Task to carry out |
Reproduce each entry exactly.

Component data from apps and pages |
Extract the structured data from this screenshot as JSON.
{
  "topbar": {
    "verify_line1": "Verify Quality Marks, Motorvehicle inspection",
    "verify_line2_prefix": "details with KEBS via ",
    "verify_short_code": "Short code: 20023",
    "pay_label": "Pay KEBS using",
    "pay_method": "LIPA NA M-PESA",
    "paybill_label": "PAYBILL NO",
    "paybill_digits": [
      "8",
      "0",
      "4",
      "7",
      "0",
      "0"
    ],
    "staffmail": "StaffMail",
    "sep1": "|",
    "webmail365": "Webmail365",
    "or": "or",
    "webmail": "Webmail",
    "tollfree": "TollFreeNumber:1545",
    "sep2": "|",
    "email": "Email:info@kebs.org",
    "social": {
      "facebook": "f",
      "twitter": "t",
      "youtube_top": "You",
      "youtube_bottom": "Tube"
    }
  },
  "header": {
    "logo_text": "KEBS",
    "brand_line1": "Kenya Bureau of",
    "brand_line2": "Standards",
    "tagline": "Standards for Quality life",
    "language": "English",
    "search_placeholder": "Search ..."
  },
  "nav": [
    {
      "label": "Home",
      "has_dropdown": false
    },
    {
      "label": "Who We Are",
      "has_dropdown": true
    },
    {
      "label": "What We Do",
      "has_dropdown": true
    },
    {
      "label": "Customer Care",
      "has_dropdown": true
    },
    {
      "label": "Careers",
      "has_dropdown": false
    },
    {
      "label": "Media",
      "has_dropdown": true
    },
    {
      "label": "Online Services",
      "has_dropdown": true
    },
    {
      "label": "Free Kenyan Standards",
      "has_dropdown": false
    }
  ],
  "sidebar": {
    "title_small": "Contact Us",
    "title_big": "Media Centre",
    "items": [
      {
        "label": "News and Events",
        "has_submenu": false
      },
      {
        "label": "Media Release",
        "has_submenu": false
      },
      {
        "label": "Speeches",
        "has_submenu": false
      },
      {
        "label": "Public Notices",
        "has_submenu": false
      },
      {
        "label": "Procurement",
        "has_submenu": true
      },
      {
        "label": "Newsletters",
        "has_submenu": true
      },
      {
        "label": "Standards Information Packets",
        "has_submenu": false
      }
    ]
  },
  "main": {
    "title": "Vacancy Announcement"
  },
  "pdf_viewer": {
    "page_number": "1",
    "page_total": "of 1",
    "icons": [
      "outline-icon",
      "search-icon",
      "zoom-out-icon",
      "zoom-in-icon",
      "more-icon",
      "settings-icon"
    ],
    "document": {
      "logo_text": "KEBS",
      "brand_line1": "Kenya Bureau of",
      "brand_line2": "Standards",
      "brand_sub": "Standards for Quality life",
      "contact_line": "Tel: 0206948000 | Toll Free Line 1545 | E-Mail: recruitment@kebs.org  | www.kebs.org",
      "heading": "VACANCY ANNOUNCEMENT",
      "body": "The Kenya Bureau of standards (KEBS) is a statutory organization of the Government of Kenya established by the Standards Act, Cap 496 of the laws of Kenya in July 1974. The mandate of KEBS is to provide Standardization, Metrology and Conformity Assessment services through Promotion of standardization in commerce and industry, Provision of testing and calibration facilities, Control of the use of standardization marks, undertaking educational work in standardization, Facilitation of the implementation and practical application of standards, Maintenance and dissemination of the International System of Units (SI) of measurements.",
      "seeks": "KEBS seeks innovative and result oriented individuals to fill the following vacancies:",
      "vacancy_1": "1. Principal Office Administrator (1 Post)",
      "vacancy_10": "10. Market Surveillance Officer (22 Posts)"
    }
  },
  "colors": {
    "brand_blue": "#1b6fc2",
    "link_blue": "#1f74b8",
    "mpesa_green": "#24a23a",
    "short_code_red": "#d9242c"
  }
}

Answer to this problem |
Extract the structured data from this screenshot as JSON.
{
  "topbar": {
    "verify_line1": "Verify Quality Marks, Motorvehicle inspection",
    "verify_line2_prefix": "details with KEBS via ",
    "verify_short_code": "Short code: 20023",
    "pay_label": "Pay KEBS using",
    "pay_method": "LIPA NA M-PESA",
    "paybill_label": "PAYBILL NO",
    "paybill_digits": [
      "8",
      "0",
      "4",
      "7",
      "0",
      "0"
    ],
    "staffmail": "StaffMail",
    "sep1": "|",
    "webmail365": "Webmail365",
    "or": "or",
    "webmail": "Webmail",
    "tollfree": "TollFreeNumber:1545",
    "sep2": "|",
    "email": "Email:info@kebs.org",
    "social": {
      "facebook": "f",
      "twitter": "t",
      "youtube_top": "You",
      "youtube_bottom": "Tube"
    }
  },
  "header": {
    "logo_text": "KEBS",
    "brand_line1": "Kenya Bureau of",
    "brand_line2": "Standards",
    "tagline": "Standards for Quality life",
    "language": "English",
    "search_placeholder": "Search ..."
  },
  "nav": [
    {
      "label": "Home",
      "has_dropdown": false
    },
    {
      "label": "Who We Are",
      "has_dropdown": true
    },
    {
      "label": "What We Do",
      "has_dropdown": true
    },
    {
      "label": "Customer Care",
      "has_dropdown": true
    },
    {
      "label": "Careers",
      "has_dropdown": false
    },
    {
      "label": "Media",
      "has_dropdown": true
    },
    {
      "label": "Online Services",
      "has_dropdown": true
    },
    {
      "label": "Free Kenyan Standards",
      "has_dropdown": false
    }
  ],
  "sidebar": {
    "title_small": "Contact Us",
    "title_big": "Media Centre",
    "items": [
      {
        "label": "News and Events",
        "has_submenu": false
      },
      {
        "label": "Media Release",
        "has_submenu": false
      },
      {
        "label": "Speeches",
        "has_submenu": false
      },
      {
        "label": "Public Notices",
        "has_submenu": false
      },
      {
        "label": "Procurement",
        "has_submenu": true
      },
      {
        "label": "Newsletters",
        "has_submenu": true
      },
      {
        "label": "Standards Information Packets",
        "has_submenu": false
      }
    ]
  },
  "main": {
    "title": "Vacancy Announcement"
  },
  "pdf_viewer": {
    "page_number": "1",
    "page_total": "of 1",
    "icons": [
      "outline-icon",
      "search-icon",
      "zoom-out-icon",
      "zoom-in-icon",
      "more-icon",
      "settings-icon"
    ],
    "document": {
      "logo_text": "KEBS",
      "brand_line1": "Kenya Bureau of",
      "brand_line2": "Standards",
      "brand_sub": "Standards for Quality life",
      "contact_line": "Tel: 0206948000 | Toll Free Line 1545 | E-Mail: recruitment@kebs.org  | www.kebs.org",
      "heading": "VACANCY ANNOUNCEMENT",
      "body": "The Kenya Bureau of standards (KEBS) is a statutory organization of the Government of Kenya established by the Standards Act, Cap 496 of the laws of Kenya in July 1974. The mandate of KEBS is to provide Standardization, Metrology and Conformity Assessment services through Promotion of standardization in commerce and industry, Provision of testing and calibration facilities, Control of the use of standardization marks, undertaking educational work in standardization, Facilitation of the implementation and practical application of standards, Maintenance and dissemination of the International System of Units (SI) of measurements.",
      "seeks": "KEBS seeks innovative and result oriented individuals to fill the following vacancies:",
      "vacancy_1": "1. Principal Office Administrator (1 Post)",
      "vacancy_10": "10. Market Surveillance Officer (22 Posts)"
    }
  },
  "colors": {
    "brand_blue": "#1b6fc2",
    "link_blue": "#1f74b8",
    "mpesa_green": "#24a23a",
    "short_code_red": "#d9242c"
  }
}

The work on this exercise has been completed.